Exercise objective: Every line of the records below that holds the word "fjord" should be copied out.

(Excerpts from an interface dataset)

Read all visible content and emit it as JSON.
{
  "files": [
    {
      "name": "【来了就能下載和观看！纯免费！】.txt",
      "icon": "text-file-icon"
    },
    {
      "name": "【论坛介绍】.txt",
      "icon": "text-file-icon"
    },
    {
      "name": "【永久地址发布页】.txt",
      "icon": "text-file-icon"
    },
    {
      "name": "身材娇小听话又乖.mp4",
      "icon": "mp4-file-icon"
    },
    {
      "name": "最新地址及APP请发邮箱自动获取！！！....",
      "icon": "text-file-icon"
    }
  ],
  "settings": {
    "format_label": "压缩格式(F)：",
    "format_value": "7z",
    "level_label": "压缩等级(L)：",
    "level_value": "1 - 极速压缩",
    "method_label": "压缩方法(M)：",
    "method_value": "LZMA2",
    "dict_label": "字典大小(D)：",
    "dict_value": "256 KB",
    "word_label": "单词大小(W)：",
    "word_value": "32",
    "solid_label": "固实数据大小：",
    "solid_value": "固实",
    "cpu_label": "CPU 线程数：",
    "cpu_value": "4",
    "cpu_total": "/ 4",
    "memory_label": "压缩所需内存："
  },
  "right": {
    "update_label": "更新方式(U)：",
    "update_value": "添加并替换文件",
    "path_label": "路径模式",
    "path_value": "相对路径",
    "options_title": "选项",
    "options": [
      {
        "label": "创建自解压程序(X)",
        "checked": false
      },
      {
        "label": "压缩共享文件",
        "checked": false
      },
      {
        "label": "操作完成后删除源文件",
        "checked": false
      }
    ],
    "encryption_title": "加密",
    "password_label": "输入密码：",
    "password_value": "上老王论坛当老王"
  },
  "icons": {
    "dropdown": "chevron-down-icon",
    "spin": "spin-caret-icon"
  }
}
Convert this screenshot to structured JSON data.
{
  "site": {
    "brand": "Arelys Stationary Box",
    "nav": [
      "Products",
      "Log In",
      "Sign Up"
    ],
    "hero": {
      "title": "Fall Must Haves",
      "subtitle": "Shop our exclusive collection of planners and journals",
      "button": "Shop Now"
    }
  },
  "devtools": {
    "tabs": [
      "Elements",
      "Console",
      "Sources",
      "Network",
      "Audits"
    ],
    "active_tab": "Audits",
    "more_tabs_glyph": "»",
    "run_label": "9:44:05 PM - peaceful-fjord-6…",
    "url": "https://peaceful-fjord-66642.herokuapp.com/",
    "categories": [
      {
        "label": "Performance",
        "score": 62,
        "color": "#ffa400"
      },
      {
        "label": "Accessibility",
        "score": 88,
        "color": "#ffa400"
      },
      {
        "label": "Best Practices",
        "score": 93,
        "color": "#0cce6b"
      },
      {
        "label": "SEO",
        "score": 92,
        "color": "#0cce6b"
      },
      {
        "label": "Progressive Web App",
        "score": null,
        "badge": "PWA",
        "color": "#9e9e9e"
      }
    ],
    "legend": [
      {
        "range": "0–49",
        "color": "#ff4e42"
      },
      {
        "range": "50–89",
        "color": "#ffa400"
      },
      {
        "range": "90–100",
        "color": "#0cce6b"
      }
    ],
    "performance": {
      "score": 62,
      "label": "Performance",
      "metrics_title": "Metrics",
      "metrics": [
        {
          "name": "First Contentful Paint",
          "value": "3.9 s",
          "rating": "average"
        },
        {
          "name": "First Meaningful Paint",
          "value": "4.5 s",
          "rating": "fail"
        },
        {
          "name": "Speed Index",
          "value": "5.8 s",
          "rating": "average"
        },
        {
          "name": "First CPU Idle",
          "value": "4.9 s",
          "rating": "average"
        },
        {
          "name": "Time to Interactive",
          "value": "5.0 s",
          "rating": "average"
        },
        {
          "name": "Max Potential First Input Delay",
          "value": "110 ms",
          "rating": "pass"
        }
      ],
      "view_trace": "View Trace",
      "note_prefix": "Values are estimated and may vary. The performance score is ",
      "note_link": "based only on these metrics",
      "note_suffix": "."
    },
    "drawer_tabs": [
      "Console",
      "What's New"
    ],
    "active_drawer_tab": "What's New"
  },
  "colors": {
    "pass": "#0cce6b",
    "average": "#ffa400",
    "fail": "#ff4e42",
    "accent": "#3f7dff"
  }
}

Expected output:
    "run_label": "9:44:05 PM - peaceful-fjord-6…",
    "url": "https://peaceful-fjord-66642.herokuapp.com/",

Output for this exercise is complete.